I saved D in my phone as “D” for two reasons: 1. I have a wild imagination, and 2. I had just finished reading Julie Powell’s second memoir, “Cleaving,” about her sexy affair with a man she called “D.”
A girl can dream.
The day following our first date was a Tuesday, which meant I only got three hours of sleep before I had to get ready for work, with a raging hangover.
Later that morning, D texted me from class (he was in school after being in the air force) saying he, too, was suffering from a terrible hangover. But, he also told me again just how much fun he had and how pretty he thought I was.
I was flattered, and very much looking forward to our next date.
But over the next few days, and even weeks, he never asked me.
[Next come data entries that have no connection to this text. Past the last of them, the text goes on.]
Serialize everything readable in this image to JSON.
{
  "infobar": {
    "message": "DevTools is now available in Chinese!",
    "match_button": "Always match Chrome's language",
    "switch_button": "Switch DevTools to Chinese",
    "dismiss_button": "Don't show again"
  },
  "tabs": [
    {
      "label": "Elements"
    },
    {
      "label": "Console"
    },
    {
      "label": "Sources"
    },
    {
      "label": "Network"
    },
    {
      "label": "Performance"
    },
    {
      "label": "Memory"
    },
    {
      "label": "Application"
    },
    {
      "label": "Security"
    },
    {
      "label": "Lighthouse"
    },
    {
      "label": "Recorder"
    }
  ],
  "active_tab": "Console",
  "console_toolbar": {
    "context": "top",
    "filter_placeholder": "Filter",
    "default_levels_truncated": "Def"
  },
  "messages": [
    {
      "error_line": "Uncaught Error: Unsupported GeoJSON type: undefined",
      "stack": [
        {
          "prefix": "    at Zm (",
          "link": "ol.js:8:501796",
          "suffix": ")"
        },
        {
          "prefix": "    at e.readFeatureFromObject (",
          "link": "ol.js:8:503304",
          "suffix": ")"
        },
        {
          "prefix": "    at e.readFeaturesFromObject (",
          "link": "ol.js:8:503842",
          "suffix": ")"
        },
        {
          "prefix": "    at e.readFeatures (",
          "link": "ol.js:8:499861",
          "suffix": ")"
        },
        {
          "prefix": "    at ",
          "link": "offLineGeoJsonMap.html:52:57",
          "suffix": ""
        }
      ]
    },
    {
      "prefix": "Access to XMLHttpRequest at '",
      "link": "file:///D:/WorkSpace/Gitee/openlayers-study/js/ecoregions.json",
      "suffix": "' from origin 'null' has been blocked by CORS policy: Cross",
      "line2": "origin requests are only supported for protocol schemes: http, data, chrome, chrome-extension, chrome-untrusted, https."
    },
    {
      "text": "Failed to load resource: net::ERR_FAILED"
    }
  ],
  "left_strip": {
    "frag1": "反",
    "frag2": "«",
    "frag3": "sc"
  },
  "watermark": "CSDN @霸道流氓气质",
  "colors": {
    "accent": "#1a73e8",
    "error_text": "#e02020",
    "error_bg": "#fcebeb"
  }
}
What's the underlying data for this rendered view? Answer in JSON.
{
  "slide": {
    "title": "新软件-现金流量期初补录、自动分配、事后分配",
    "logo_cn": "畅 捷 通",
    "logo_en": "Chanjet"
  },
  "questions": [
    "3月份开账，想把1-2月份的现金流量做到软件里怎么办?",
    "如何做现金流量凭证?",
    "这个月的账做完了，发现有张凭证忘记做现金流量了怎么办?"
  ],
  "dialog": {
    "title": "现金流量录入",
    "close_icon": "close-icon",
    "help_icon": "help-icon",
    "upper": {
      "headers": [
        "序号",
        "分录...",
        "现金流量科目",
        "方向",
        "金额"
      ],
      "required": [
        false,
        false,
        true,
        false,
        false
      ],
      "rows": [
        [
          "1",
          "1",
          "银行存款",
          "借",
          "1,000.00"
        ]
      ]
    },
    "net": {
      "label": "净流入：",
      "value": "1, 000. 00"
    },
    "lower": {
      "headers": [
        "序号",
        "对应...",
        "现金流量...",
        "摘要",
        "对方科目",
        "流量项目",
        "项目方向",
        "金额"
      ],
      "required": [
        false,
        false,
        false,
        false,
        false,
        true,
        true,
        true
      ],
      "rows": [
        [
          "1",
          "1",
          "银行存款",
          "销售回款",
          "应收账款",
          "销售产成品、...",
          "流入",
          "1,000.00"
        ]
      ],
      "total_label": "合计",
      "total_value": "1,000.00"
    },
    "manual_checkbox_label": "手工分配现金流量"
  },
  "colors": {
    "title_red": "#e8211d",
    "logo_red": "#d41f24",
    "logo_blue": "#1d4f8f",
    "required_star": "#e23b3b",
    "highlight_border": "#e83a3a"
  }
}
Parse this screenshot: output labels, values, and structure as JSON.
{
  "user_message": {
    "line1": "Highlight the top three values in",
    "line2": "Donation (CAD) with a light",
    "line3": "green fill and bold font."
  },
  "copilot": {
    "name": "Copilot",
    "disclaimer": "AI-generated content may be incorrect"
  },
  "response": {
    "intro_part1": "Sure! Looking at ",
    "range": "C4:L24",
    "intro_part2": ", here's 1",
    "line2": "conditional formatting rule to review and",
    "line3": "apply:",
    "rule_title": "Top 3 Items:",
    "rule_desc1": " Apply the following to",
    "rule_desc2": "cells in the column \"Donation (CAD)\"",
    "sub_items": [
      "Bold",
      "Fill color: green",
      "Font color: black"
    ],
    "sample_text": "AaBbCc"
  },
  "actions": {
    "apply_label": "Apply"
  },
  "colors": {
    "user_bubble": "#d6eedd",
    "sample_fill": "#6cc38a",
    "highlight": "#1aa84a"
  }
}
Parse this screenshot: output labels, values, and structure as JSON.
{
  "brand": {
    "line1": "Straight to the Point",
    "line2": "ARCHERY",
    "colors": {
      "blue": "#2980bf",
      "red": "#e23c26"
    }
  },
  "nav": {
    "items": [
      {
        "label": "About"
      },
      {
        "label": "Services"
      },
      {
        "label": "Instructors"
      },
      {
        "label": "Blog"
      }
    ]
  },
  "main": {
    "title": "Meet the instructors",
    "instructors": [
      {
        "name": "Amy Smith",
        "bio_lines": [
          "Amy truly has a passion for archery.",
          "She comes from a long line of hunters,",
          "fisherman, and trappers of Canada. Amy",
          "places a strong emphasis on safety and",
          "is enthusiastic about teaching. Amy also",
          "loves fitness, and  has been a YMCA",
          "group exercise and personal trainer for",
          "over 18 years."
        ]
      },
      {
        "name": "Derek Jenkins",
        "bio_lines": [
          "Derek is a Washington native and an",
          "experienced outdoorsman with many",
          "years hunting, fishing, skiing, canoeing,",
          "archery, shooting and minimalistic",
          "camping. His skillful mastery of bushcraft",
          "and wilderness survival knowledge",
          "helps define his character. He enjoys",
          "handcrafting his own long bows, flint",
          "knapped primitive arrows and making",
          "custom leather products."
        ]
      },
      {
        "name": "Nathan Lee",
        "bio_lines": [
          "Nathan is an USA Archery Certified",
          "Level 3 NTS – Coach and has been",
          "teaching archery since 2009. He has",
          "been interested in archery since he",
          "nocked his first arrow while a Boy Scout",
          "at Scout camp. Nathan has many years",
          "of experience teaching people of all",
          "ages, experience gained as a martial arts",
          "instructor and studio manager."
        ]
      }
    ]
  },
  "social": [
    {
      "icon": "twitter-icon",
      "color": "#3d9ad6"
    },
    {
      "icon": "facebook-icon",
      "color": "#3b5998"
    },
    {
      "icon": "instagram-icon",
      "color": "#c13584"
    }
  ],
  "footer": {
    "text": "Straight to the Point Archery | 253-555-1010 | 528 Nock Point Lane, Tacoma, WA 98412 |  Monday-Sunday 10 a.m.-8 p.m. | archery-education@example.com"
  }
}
He would text me, ask me about my day, work, and sometimes he would even say he missed me, but he never asked me out on a date.
A few times, he would ask me to meet up with him late at night, at a friend’s house. But for several reasons, I declined.
The relationship I was in prior to meeting D, was years of informal dating—meeting up places, often late—it was a glorified booty call. I knew I didn’t want to fall into another similar pattern.
Eventually, D stopped texting me, and that was that. I thought about him often; it was rare to have such a good date and then nothing at all, I couldn’t wrap my head around it.
About every 3 or 4 months we would text each other about various things, “Oh, this reminded me of you,” or, “I’ve got extra football tickets if you want them,” but that was the extent of our conversations. I never saw him.
On Valentine’s Day this year, I was chatting with a guy friend of mine online. We were talking about previous Valentine’s Days and people we’ve dated, etc. I thought of D.
So, I looked through my phone (which was only a month old) to see if I still had him saved in the contacts list. There he was: D.
“Was just thinking about you, Happy Valentine’s Day, D!”
I absolutely did not think he would write me back. Up until then, I had no idea why he didn’t ask me on that second date—for all I knew, he hated me.
But, he replied.
“Crazy thing, I thought about you the other day. Happy Valentine’s Day to you, too, Holly!”
…He thought about me? Weird.
“I hope it was a good thought?” I replied.
“Always a good thought when it comes to you,” he wrote back.
Over the next few days, we continued to text. Mostly, it was friendly, until he asked me if it was okay to call me—uh, of course!
When he called, I was nervous, but to my relief, it was the same amazing conversation I remembered. It was easy.
So, if it was so great, why didn’t we ever go on that second date, I asked him.
“I had an amazing time with you, but I wasn’t in a position to date. I hit a slump in my life, had to move back home for a little but, and was embarrassed. I was intimidated by you and didn’t think I had anything to offer you,” he said.
At the time we’d gone on the date, he was in school and was working as a waiter. He never mentioned having to live with his parents to save money.
A year later, he had gotten a promotion to manage the restaurant, had moved into a nice house with two guy roommates, and had taken a break from school.
Here I’d gone the entire year thinking this guy didn’t like me, that he just wanted a booty call, when it was really just him trying to work things out on his end.
TO BE CONTINUED…